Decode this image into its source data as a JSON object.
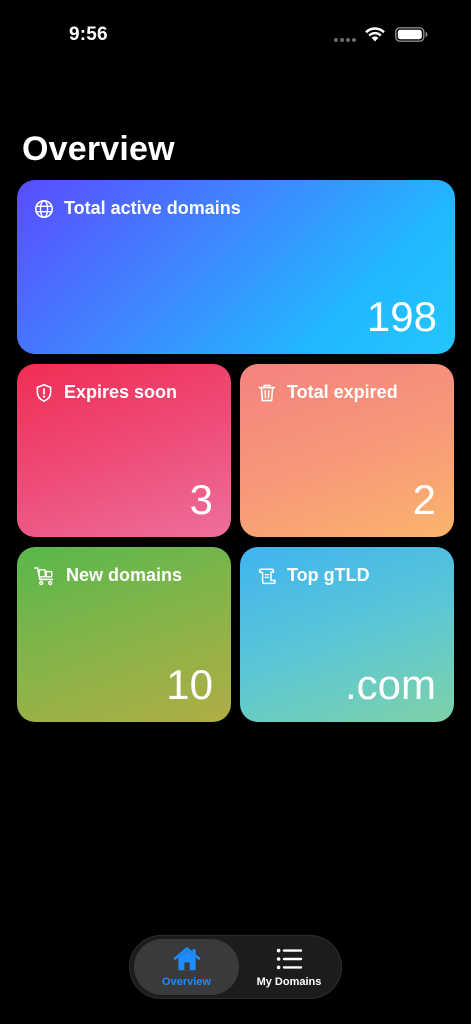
{
  "status_bar": {
    "time": "9:56",
    "icons": [
      "signal-dots-icon",
      "wifi-icon",
      "battery-icon"
    ]
  },
  "page": {
    "title": "Overview"
  },
  "cards": {
    "total_active": {
      "label": "Total active domains",
      "value": "198",
      "icon": "globe-icon"
    },
    "expires_soon": {
      "label": "Expires soon",
      "value": "3",
      "icon": "shield-alert-icon"
    },
    "total_expired": {
      "label": "Total expired",
      "value": "2",
      "icon": "trash-icon"
    },
    "new_domains": {
      "label": "New domains",
      "value": "10",
      "icon": "cart-icon"
    },
    "top_gtld": {
      "label": "Top gTLD",
      "value": ".com",
      "icon": "scroll-icon"
    }
  },
  "tab_bar": {
    "overview": {
      "label": "Overview",
      "icon": "house-icon",
      "selected": true
    },
    "my_domains": {
      "label": "My Domains",
      "icon": "list-icon",
      "selected": false
    }
  },
  "colors": {
    "accent": "#1e8bff",
    "background": "#000000"
  }
}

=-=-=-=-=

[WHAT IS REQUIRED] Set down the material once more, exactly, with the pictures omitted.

[RESPONSE]
Decode this image into its source data as a JSON object.
{
  "status_bar": {
    "time": "9:56",
    "icons": [
      "signal-dots-icon",
      "wifi-icon",
      "battery-icon"
    ]
  },
  "page": {
    "title": "Overview"
  },
  "cards": {
    "total_active": {
      "label": "Total active domains",
      "value": "198",
      "icon": "globe-icon"
    },
    "expires_soon": {
      "label": "Expires soon",
      "value": "3",
      "icon": "shield-alert-icon"
    },
    "total_expired": {
      "label": "Total expired",
      "value": "2",
      "icon": "trash-icon"
    },
    "new_domains": {
      "label": "New domains",
      "value": "10",
      "icon": "cart-icon"
    },
    "top_gtld": {
      "label": "Top gTLD",
      "value": ".com",
      "icon": "scroll-icon"
    }
  },
  "tab_bar": {
    "overview": {
      "label": "Overview",
      "icon": "house-icon",
      "selected": true
    },
    "my_domains": {
      "label": "My Domains",
      "icon": "list-icon",
      "selected": false
    }
  },
  "colors": {
    "accent": "#1e8bff",
    "background": "#000000"
  }
}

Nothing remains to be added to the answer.